Ending an eight year teaching career, Ettridge will oversee and manage the Wheelchair National Intensive Training Centre Program (NITCP) and will develop initiatives relating directly to the identification and development of wheelchair basketball athletes that have potential to be national athletes and coaches.
He will continue to be the Head coach of the Rollers, Australia's men's gold medal winning wheelchair basketball team, and the reigning National Wheelchair Basketball League Champion Perth Wheelcats.
"It's a massive move forward for wheelchair basketball in this country and it's due to the success of the men's and women's programs," Ettridge said.
"We're hopefully able to consolidate on that success from Beijing and Athens and keep the sport moving forward so we can stay at the top of the world for as long as possible."
"To be able to dedicate myself to it full time is just giving the programs the respect they deserve."
Part of Ettridge's role will be to develop the pathways between the Wheelchair NITCP, the national men's and women's wheelchair programs, national U23 programs and state based programs along with increasing educational resources for wheelchair athletes and coaches.
"For me it's just great. I'm a basketballer and a basketball coach and to be able to do that full time is amazing. It's not every boys dream, but it was my dream to be a full time basketball coach for a long time so I'm very happy."
Getting immediately to work, Ettridge arrives at the Australian Institute of Sport in Canberra today to conduct an Australian wheelchair basketball camp until Sunday.

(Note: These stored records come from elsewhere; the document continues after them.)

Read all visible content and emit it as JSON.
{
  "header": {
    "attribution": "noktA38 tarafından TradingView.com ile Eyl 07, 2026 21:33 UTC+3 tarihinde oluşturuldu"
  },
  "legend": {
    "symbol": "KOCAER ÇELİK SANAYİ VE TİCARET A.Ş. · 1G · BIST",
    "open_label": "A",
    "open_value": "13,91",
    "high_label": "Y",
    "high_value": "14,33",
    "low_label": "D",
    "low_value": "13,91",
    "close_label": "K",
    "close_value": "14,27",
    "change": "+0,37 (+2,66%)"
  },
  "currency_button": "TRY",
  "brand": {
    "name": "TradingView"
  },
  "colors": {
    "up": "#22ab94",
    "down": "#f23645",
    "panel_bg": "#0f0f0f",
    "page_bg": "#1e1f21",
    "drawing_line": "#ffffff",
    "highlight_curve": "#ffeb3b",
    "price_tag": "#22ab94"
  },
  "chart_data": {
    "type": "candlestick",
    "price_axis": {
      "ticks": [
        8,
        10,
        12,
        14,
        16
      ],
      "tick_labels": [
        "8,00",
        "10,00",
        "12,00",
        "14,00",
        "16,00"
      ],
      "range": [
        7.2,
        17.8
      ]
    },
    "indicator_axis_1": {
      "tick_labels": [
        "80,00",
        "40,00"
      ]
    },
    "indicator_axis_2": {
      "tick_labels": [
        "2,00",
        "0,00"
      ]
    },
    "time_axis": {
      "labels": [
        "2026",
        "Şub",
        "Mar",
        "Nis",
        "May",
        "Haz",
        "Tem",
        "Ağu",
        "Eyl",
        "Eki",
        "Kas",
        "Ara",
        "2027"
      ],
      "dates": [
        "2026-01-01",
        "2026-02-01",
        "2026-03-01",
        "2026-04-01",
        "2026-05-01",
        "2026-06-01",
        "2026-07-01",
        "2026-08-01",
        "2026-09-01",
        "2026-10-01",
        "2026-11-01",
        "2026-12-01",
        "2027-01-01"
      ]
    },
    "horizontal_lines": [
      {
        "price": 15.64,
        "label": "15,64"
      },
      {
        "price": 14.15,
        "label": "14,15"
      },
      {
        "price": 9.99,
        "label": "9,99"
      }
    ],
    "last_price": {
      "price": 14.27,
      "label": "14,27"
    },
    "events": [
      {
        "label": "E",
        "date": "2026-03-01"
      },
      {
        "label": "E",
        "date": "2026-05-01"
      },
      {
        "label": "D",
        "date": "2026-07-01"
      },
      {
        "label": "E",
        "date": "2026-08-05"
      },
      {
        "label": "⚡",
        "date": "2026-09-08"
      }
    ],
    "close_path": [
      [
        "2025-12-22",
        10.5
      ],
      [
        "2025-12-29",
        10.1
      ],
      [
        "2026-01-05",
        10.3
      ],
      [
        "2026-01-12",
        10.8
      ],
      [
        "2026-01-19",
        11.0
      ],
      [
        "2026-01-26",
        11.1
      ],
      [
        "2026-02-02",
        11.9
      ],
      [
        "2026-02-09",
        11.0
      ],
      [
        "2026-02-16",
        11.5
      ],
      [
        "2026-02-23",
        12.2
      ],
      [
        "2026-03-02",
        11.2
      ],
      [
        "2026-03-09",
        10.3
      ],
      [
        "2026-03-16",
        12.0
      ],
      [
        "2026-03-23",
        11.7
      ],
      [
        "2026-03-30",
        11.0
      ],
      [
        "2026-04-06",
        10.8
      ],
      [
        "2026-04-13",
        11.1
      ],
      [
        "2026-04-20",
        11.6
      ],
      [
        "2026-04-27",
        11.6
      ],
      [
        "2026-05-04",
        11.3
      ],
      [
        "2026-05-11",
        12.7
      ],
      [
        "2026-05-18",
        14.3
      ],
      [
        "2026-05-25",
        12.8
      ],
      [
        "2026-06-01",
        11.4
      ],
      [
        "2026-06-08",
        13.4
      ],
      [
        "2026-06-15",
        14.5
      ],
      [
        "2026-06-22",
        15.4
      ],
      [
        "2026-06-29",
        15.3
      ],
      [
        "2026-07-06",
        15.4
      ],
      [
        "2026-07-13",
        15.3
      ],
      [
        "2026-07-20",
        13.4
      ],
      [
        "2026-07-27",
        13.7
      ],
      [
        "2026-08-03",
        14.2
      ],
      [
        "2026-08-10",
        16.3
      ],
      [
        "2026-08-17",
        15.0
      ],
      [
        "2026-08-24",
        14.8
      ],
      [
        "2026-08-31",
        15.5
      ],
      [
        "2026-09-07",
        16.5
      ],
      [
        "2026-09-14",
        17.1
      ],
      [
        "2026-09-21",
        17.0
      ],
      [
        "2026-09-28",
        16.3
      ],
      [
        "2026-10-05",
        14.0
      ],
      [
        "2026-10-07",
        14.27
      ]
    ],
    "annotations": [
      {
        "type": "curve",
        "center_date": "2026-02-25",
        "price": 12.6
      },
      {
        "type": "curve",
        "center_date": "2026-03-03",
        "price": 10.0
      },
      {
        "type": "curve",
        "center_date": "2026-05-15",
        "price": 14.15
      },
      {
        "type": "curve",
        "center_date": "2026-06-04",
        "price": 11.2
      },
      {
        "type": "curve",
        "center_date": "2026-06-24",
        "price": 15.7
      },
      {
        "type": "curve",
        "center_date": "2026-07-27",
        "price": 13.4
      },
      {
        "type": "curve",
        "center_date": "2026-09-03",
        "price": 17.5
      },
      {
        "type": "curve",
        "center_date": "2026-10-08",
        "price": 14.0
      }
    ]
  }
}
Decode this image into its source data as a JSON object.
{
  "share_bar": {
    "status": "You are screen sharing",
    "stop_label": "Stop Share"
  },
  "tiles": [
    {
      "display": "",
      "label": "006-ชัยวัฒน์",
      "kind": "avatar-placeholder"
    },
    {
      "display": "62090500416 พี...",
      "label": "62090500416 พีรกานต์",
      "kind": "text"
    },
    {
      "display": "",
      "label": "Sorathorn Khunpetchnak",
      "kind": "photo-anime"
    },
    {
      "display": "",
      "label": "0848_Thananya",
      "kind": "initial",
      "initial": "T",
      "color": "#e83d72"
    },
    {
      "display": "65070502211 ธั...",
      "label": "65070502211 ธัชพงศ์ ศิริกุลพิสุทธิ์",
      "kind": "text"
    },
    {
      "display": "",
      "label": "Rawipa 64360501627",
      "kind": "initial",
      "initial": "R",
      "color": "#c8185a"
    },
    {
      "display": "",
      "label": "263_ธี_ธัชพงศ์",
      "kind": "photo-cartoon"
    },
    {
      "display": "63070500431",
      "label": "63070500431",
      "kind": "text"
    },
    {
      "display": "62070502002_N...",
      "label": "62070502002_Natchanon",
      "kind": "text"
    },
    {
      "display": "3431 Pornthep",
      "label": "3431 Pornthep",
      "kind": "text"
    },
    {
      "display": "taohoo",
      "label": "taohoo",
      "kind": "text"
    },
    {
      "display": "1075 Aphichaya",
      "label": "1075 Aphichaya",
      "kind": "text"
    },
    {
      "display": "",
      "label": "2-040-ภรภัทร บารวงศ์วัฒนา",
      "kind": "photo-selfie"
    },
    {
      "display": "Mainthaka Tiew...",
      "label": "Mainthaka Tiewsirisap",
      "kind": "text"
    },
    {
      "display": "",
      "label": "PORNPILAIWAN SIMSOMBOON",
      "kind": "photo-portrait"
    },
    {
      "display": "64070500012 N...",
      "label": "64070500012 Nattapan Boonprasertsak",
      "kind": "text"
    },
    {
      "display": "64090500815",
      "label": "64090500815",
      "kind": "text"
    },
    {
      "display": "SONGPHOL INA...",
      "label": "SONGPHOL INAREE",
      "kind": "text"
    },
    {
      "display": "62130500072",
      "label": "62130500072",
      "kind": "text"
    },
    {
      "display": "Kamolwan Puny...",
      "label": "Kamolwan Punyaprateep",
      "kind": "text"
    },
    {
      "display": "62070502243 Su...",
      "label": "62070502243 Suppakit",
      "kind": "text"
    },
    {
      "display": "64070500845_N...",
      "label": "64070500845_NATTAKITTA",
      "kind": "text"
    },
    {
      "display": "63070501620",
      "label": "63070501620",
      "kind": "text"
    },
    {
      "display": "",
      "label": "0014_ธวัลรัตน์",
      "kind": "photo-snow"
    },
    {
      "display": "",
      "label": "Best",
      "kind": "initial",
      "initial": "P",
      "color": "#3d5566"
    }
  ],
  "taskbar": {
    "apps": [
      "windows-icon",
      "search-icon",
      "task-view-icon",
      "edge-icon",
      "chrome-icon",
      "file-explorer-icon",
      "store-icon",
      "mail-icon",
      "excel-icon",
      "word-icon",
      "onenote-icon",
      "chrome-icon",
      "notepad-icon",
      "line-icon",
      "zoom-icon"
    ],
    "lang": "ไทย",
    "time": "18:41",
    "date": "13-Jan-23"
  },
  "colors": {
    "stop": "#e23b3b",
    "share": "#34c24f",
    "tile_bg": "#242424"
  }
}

"We've got fifteen of our low and mid-pointers coming in, a few guys from the Beijing team and a few new guys, so that's very exciting. There are probably seven or eight athletes that haven't been to a camp of ours before so there's plenty of talent out there."
By Bill Baxter for BA Media